I mean that accepting money from corporations can put politicos on the defensive. Bachmann took off after Perry about cash his campaign got from a big drug company that makes the vaccine. It seems that he was a bit off in his retort about HOW much money he got, but that's just my point.
Governor Perry said he takes in $30 million and a $5,000 contribution was not buying him. Some wags began speculating exactly what the price would be, but enough of that stuff! It seems the drug company actually gave him about $30,000 with millions going to a Governor's organization that he had close ties to.
Here's the thing: Is it reasonable to expect that every person running for office in this country has every contribution on the tip of his or her tongue? The fact is in the modern era, money equals political clout. Just try running any state or national campaign without money.
You need money to buy campaign supplies and pay staff and buy gas for the campaign bus (if you're channeling Paul Wellstone) or the campaign plane if you have to cover great distances fast to squeeze the hands of would-be voters.
As "Deep Throat" told those Washington, D.C. reporters covering Watergate, "FOLLOW THE MONEY!"
In politics, money doesn't talk. These days, it screams. We have become a voters that can only digest 30-second commercials and 10-second sound bites. Few of us, who aren't paid to do so, watch every speech and debate of every candidate with bated breath. We wait for the 10 p.m. or 11 p.m. summary on the TV news outlet of our choice.
So, the cash that buys those 30-second bits of Madison Avenue wisdom and fund the trips that produce the 10-second nuggets of newsworthy sound gets more clout than Millie Fidd and her one, little vote. That's why every politico, of EVERY party, kisses up to those holding the moneybags. Unless, of course, they want to lose fast.
Why do folks like Tim Pawlenty drop out of the race? Because they think they're not worthy? Hardly. It's because, when the pollsters assign you to a back row, it's harder and harder to get the guys with the moneybags to pay for your ticket to the dance.
But that money could come with strings, or so it may appear. That's the dilemma Governor Perry encountered the other night. That's the nightmare that makes more than one candidate wake up in a cold sweat in the middle of the night. Who's giving me the money and what could they want in return?
It's a tough world for politicians who need the appearance of having clean hands without running a background check on every donation that comes in. Still, it's fair for us - the media - to run that check for them. Just in case they forgot to check their fingernails, I mean.

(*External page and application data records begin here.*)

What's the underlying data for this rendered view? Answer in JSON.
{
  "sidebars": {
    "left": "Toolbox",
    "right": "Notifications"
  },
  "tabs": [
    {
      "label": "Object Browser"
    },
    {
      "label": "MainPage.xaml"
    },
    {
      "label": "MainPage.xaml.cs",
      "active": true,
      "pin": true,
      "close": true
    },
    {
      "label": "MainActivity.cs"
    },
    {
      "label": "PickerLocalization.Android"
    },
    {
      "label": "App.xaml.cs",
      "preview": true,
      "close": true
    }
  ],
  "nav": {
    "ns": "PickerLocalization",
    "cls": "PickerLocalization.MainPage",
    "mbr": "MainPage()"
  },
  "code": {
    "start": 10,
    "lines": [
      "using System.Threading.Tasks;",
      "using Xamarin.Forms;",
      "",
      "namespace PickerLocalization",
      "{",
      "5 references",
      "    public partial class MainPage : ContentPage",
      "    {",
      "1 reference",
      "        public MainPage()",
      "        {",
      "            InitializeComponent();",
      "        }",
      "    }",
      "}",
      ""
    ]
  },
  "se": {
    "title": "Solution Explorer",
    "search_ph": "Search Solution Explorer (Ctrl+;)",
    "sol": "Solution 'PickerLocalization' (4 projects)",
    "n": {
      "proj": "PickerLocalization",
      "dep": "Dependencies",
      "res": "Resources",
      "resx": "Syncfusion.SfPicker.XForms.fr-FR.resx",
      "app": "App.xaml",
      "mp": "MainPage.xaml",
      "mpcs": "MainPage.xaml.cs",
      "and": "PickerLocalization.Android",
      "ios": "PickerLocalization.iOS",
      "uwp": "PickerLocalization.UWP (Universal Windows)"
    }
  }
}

Political power is a pretty temptation. Makes it easier to ignore those strings, no matter whom or what is on the other end.
(Copyright 2011 by KARE. All Rights Reserved.)